cover image A Monster’s Notes

A Monster’s Notes

Laurie Sheck, . . Knopf, $28 (530pp) ISBN 978-0-307-27105-1

Respected poet Sheck delivers a classic poet’s first novel, a long, polyphonic, often directionless sprawl of unconventional narrative. In her poetry, Sheck has striven to mimic the kinesis of the modern mind: an entrapped being, self-consciously at odds with its literary predecessors. But in the shift to fiction, much of her trademark momentum is lost and her fervent brilliance stretched thin. The book takes the perspective of Frankenstein’s monster and interweaves his “notes” on the human race with fictionalized letters of his creator, author Mary Shelley. (Sheck imagines Shelley to have met the monster as a little girl, sitting by her mother’s grave.) It’s an unwieldy project that, like the monster’s body, feels off-kilter and ill-proportioned, while its organizational scheme (by topics of the monster’s interest, such as John Cage’s prepared piano or the ethics of genetic privacy) can make the reading experience feel rather encyclopedic. Still, Sheck’s effulgent, elegant wisdom is impossible to deny.

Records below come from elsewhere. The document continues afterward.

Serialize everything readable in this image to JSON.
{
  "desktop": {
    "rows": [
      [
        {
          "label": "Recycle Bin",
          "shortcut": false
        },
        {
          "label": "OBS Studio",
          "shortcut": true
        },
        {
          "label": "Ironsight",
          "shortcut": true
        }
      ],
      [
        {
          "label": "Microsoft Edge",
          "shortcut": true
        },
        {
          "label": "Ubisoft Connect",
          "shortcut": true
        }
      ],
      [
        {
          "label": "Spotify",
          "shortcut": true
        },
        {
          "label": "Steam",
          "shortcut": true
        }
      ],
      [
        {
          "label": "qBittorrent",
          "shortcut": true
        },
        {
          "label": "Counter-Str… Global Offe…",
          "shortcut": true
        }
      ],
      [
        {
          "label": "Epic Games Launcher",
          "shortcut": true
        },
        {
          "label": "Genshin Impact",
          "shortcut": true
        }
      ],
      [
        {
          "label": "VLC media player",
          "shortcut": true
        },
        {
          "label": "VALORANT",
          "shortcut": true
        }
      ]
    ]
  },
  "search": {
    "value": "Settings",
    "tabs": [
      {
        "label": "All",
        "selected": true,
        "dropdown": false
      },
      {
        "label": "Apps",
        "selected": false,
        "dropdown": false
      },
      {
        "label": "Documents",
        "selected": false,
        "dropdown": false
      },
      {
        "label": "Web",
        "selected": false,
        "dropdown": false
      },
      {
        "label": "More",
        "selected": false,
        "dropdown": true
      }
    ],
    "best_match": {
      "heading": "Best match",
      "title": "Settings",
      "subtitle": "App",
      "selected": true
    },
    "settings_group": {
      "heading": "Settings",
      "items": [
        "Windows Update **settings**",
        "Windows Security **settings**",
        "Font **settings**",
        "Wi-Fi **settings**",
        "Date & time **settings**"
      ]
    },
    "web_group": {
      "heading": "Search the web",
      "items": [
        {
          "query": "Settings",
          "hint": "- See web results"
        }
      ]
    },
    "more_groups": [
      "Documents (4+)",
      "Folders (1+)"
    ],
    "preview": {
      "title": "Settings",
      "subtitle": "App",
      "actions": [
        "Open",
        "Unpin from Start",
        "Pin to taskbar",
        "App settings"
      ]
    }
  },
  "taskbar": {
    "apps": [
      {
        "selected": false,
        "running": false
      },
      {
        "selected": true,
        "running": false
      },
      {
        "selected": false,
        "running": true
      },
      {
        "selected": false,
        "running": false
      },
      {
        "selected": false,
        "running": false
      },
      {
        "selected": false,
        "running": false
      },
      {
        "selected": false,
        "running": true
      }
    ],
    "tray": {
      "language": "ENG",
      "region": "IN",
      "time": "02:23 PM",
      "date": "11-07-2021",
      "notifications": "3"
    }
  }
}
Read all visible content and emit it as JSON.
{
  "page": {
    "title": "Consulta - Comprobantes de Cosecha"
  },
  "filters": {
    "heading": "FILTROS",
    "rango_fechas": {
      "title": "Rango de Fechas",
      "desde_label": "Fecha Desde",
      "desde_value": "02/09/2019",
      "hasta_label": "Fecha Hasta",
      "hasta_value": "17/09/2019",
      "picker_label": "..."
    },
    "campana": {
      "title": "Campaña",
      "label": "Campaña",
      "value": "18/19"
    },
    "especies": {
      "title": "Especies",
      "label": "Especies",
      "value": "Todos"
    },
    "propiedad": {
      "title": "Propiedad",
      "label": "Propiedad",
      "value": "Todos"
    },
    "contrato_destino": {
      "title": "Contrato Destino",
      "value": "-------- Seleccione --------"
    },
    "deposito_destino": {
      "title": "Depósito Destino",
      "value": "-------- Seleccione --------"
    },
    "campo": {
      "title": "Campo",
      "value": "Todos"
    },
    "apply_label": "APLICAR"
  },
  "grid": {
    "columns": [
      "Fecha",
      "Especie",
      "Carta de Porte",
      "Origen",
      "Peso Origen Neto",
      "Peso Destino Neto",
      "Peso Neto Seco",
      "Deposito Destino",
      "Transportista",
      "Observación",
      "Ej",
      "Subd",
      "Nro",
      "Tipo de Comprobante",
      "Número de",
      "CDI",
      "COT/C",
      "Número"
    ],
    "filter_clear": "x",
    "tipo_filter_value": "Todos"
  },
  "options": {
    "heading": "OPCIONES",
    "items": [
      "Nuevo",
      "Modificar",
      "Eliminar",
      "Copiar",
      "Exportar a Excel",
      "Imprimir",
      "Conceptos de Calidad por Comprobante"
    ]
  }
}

She may not yet be a storyteller, but she is a superb lyricist, and in this new work, she comes across as a fearless philosopher for our times. (June)